### Work to complete
Only lines containing the string "title" belong in the answer; find them in the records and copy them.

Saved entries:
* * * * *

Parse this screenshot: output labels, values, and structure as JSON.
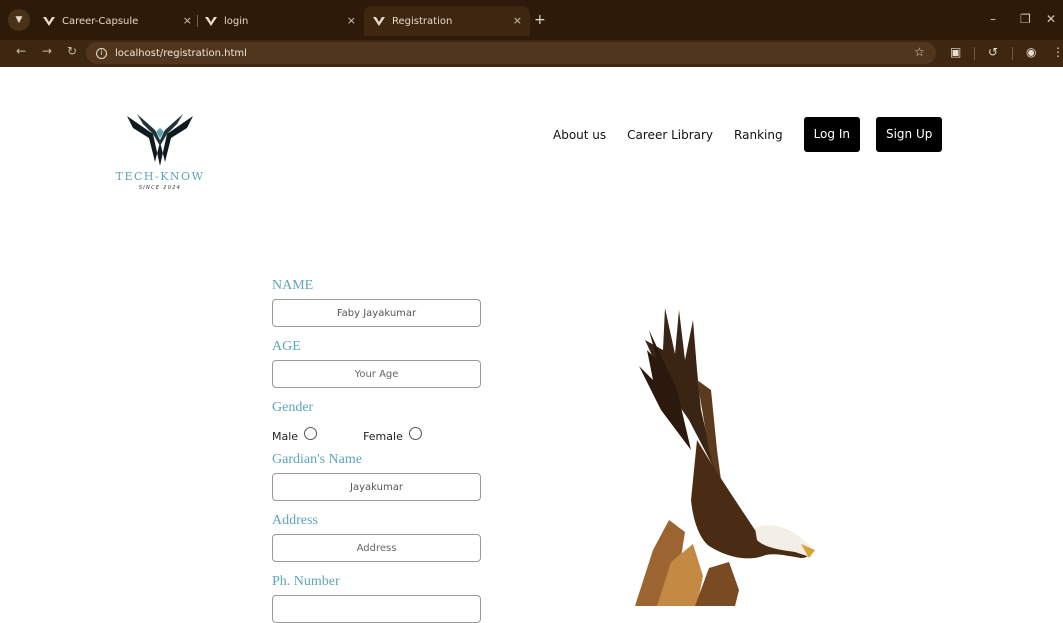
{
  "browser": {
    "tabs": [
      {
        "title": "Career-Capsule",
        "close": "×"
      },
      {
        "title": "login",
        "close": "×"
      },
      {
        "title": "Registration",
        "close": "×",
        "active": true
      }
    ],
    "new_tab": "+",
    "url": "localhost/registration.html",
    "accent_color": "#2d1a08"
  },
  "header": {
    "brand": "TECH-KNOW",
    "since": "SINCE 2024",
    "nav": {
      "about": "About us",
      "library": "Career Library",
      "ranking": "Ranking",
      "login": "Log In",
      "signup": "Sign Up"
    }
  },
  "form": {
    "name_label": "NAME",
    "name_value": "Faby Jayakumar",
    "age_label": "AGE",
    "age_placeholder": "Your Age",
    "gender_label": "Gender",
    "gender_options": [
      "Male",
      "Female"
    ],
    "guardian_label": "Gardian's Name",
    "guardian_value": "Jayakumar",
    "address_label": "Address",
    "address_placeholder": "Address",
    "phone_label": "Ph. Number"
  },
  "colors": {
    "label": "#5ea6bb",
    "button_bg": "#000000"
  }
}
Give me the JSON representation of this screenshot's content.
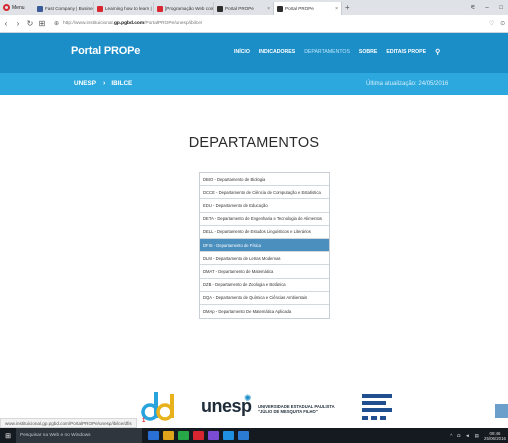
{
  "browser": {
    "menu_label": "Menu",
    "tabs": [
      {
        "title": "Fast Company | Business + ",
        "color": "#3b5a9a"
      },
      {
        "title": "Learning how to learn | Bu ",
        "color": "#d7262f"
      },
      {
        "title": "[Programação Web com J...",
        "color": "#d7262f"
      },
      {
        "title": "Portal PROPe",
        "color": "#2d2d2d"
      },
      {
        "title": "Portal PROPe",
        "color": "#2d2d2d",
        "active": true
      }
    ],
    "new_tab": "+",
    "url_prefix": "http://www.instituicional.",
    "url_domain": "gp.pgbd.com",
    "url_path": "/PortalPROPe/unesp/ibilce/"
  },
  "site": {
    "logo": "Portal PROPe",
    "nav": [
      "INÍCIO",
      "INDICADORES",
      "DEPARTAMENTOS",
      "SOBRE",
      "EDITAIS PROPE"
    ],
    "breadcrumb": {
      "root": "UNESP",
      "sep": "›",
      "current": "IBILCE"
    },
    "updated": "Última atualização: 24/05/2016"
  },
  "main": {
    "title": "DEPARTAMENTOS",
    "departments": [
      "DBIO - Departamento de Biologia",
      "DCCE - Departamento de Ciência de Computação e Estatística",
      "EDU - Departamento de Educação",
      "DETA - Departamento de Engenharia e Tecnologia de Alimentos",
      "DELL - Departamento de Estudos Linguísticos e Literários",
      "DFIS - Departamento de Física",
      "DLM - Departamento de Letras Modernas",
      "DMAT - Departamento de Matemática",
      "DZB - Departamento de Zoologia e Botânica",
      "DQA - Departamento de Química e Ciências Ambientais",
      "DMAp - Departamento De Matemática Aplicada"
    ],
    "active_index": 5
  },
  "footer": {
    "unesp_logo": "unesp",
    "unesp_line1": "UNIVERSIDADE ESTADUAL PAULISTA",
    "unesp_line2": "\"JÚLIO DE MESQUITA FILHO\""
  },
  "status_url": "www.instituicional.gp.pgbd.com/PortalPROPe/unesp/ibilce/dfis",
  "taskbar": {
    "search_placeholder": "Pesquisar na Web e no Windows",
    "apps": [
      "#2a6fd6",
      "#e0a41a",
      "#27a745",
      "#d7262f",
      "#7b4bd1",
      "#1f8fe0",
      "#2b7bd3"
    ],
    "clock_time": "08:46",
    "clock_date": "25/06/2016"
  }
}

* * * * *

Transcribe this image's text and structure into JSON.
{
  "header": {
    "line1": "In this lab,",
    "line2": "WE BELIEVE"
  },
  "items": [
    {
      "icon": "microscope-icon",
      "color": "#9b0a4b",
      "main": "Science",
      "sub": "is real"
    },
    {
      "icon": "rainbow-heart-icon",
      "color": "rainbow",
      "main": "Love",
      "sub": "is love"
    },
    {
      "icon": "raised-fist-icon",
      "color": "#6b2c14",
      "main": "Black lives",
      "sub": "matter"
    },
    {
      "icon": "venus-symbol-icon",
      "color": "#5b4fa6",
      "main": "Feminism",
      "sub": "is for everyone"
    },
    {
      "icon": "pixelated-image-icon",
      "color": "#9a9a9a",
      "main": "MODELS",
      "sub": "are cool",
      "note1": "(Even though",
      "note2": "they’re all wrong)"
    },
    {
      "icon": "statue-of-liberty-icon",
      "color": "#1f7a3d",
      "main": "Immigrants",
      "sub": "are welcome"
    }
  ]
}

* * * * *

### Task result
        "title": "Career-Capsule",
        "title": "login",
        "title": "Registration",
        "title": "Fast Company | Business + ",
        "title": "Learning how to learn | Bu ",
        "title": "[Programação Web com J...",
        "title": "Portal PROPe",
        "title": "Portal PROPe",
    "title": "DEPARTAMENTOS",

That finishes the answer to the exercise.